First, by the month of December, “everybody” has met deductibles! Consequently, there is an intense craving among patients to “do everything” before the calendar year ends and deductibles start all over again. Second, people are overly stressed, overly busy, and overly committed during this season. As a result, most patients have “no time to be sick.” There is an urgency in each phone call and each office visit. At the front desk, the number of phone calls alone escalates dramatically; patients want relief and cures, and they want them now! The philosophy “No one should be sick during the Holidays!” almost becomes a mantra. And both patients and their health care providers suffer from this misconception of ‘The Holiday Right to Good Health’.

Third, and finally, with the increased stress and the recycled germs, there really are a large number of individuals in the community who do succumb to colds, sore throats, bronchitis, and even worse infirmities each December. The burdens of increased hours at work and additional responsibilities in leisure time create more illness. Immune systems weaken, and mental health is taxed. Is it any wonder that people become sick, REALLY SICK, in such an environment?

So, understanding the above factors, what can you do individually and pragmatically to diminish medical madness in December? 1) If you have any routine follow-up appointments, do not schedule them in December. You will avoid the long waits which are inevitable and allow acutely sick patients a spot on the schedule. 2) If you routinelymeet your deductible each year, schedule your appointments for extensive evaluations in January or February. . .rather than December. Your physician will thank you. . .and I suspect you’ll get more undivided attention during those months as well. If this year has been an exception. . . because you almost never meet your deductible, then by all means, fight for your appointment in December! 3) Understand that cold and stressful winter months bring illness to many, and try to be patient as you wait your turn for the treatment room. . .or even a call back from the doctor’s office. I know that I do my best as a physician to stay on time and assess urgencies appropriately on a daily basis.
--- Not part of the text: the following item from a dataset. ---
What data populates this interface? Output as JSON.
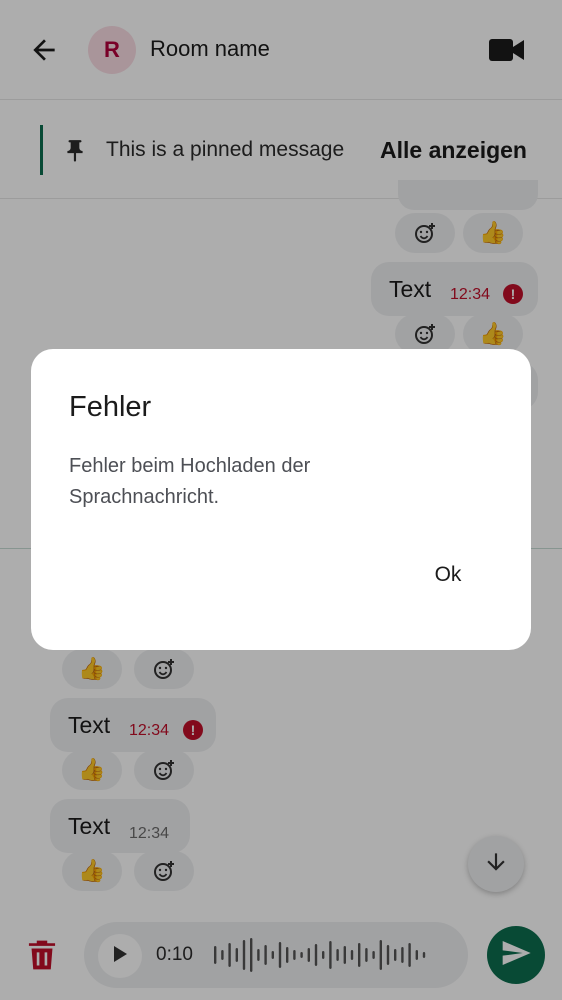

But Decembers seem to thwart my best intentions with regularity, and I suspect I am no exception in the health provider universe.

Finally, remember to pace yourself generally during this month of increased calorie consumption and increased demands on your mental and physical energies. Greater efforts at self-care this month should reward you with fewer needs for your physician’s services. The collective insanity of the Holidays has become perennial. “Madness is something rare in individuals–but in groups, parties, peoples, ages it is the rule.” Friedrich NietzscheSo, schedule, prioritize, and exercise. . .and you might just avoid one of the long lines this December–the one to your doctor’s office! Remember, the greatest gift you can give yourself this season is good health as you transition from one year to the next.

Stephen L. Hines, M.D.
December 2000